# [REQUIRED WORK]
Give the number of lines in the data below where the string "Blue" occurs, and nothing else.

(Excerpts from an interface dataset)
********
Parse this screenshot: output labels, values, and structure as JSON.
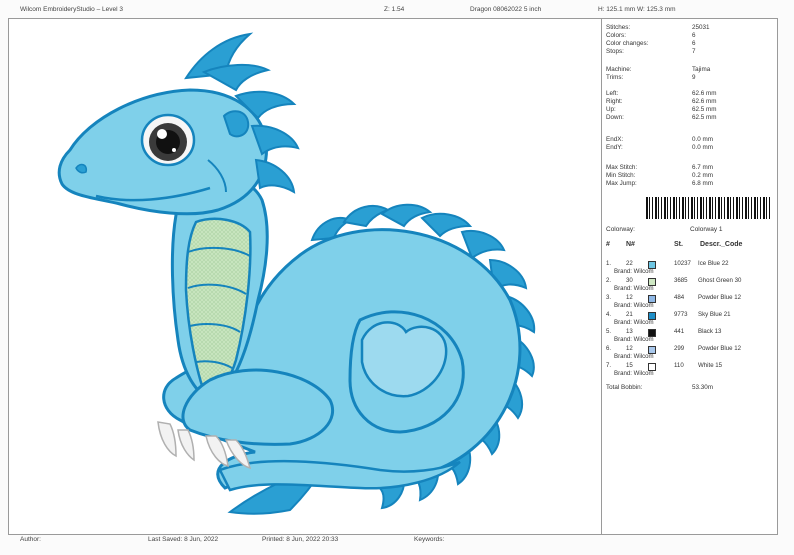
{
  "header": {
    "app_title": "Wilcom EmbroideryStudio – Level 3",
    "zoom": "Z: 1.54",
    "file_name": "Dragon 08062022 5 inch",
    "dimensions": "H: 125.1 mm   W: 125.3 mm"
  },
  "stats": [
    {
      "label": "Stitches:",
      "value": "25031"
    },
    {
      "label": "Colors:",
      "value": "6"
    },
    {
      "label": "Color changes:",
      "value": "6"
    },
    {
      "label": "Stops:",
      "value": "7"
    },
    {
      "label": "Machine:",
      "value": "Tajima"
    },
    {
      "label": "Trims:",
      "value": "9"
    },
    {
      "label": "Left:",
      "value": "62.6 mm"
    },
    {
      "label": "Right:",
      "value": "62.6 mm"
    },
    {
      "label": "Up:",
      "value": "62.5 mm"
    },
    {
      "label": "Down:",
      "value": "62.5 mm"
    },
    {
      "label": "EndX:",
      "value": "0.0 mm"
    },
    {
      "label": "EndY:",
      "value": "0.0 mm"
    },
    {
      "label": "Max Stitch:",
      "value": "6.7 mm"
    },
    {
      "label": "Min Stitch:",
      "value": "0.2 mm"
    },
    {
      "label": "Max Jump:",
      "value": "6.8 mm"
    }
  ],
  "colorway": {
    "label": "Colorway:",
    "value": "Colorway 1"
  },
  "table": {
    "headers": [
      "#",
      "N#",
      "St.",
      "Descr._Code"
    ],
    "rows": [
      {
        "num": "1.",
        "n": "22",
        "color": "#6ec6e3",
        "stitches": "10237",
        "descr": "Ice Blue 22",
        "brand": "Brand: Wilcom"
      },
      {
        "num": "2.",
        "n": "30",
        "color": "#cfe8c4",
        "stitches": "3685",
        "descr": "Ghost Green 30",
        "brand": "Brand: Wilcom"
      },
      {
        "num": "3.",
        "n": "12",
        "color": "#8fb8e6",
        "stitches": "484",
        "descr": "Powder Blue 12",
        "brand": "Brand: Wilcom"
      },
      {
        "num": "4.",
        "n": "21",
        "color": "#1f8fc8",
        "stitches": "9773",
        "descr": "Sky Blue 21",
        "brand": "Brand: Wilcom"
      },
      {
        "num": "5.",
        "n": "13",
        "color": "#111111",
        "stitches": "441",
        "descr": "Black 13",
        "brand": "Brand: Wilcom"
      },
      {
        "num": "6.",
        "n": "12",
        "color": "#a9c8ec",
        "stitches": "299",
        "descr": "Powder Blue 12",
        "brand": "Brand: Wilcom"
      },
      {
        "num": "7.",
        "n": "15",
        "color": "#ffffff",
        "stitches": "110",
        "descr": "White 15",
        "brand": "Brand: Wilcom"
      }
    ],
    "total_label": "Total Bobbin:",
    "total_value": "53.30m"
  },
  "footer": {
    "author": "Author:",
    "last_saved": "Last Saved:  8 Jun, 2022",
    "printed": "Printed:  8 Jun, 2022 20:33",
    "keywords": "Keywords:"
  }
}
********
# [RESPONSE FOR THIS EXERCISE]
4